Being tapped to write a blog post here at CrowdFlower is usually left to the experts. So with that, let me begin by making the disclaimer that I am neither a political analyst nor a data scientist. But I do have a personal fervor for politics and access to some impressive tools, thanks to my job here at CrowdFlower.
For those who aren’t familiar with CrowdFlower, we specialize in tapping human contributors worldwide to do massive amounts of simple, repetitive tasks (especially tasks that are hard for computers to do by themselves). Here’s a quick how-it-works animation.
I had been reading some old blog posts on the CrowdFlower blog when I came across an interesting 2008 post on election media bias.
I determined that this could be a great opportunity to revisit sentiment analysis, and specifically set out to see if automated sentiment detection tools vs. human assessments could yield any blog-worthy findings.
To see how far the automated sentiment tools have come, I began by using an enterprise-grade social media monitoring tool that provides sentiment analysis.
I ran a few quick monitoring searches of my own to see how the current Republican Primary election was tracking — it seemed a topical place that would be chock full of good commentary.
The instant access to well-organized data from blogs, news sources, and a variety of social media sources was outstanding.
However, I was surprised to find that for each search I conducted, the automated sentiment detection tool consistently returned an overwhelming proportion of “Neutral” ratings (frequently exceeding 90%). This seemed funny to me, given the typically emotive nature of politics.
It’s important to note that this particular tool uses a default value of “Neutral” for any post it cannot interpret.
A particularly interesting subset of the data was several thousand tweets about Herman Cain immediately following the news of alleged sexual harassment by Cain during his time as leader of the National Restaurant Association. Surely this would yield some sentiment-rich commentary that even machines couldn’t resist tagging.
For the posts about Herman Cain on Oct 31st, here is what the machine detected on just under 3,000 posts:
Naturally, I took to the CrowdFlower platform and decided I would run the same data through a simple sentiment analysis workflow. With the help of our team of crowdsourcing gurus, I utilized some simple, but effective best practices to control for quality (you can get a good overview here). Here is what the CrowdFlower contributors detected:
Here are just a couple of posts marked “Neutral” by the machine and “Negative” and “Positive”, respectively, by CrowdFlower contributors:
A spot check of the results on the automated set confirmed that when the machine actually tagged a post as positive or negative, it was usually very accurate (good precision).

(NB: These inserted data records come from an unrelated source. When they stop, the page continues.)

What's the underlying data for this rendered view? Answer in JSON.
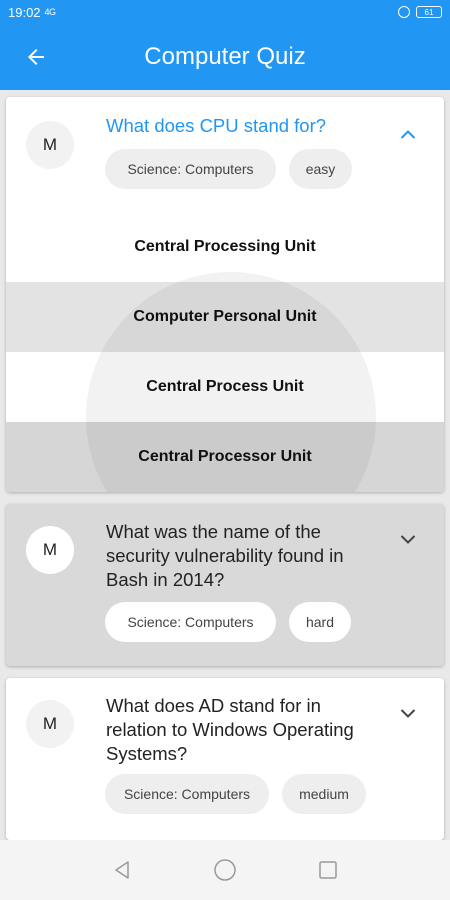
{
  "status": {
    "time": "19:02",
    "signal": "4G",
    "battery": "61"
  },
  "appbar": {
    "title": "Computer Quiz"
  },
  "questions": [
    {
      "avatar": "M",
      "text": "What does CPU stand for?",
      "category": "Science: Computers",
      "difficulty": "easy",
      "expanded": true,
      "answers": [
        "Central Processing Unit",
        "Computer Personal Unit",
        "Central Process Unit",
        "Central Processor Unit"
      ]
    },
    {
      "avatar": "M",
      "text": "What was the name of the security vulnerability found in Bash in 2014?",
      "category": "Science: Computers",
      "difficulty": "hard",
      "expanded": false
    },
    {
      "avatar": "M",
      "text": "What does AD stand for in relation to Windows Operating Systems?",
      "category": "Science: Computers",
      "difficulty": "medium",
      "expanded": false
    }
  ],
  "colors": {
    "primary": "#2196f3",
    "background": "#e9e9e9",
    "card": "#ffffff"
  },
  "icons": {
    "back": "arrow-left-icon",
    "collapse": "chevron-up-icon",
    "expand": "chevron-down-icon"
  }
}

However, the large amount of data that the machine was unable to make a determination on suggests that the pervasive problem of ‘recall’ is still the big challenge with automated sentiment detection.
This graph illustrates the recall difference a bit more clearly. The need for human analysis when dealing with the subtleties of language could not be more apparent.
Automated Tool: Good precision. Poor recall.
CrowdFlower Tool: Good precision. Good recall.
Sentiment Analysis is Insightful AND Entertaining
In addition to the Herman Cain Twitter data, I looked at headlines, blogs, and a broad swath of social media commentary on all the candidates. The conclusion I can draw from my effort is that sentiment detection, is indeed, still a very challenging problem to solve through automation.
This is consistent with what I see here at CrowdFlower daily — in today’s data-wealthy world, there are countless tasks that require human attention (good to know if my blogging career never gets off the ground).
Hopefully I’ll get the chance to continue exploring the sentiment about topical news as it breaks, and will look forward to sharing future findings.
Have experience monitoring sentiment? Let us know if this is consistent with what you’ve seen. Leave a comment.
To find out more about how CrowdFlower technology is used for sentiment analysis and a wide range of other human powered projects, visit the CrowdFlower products page.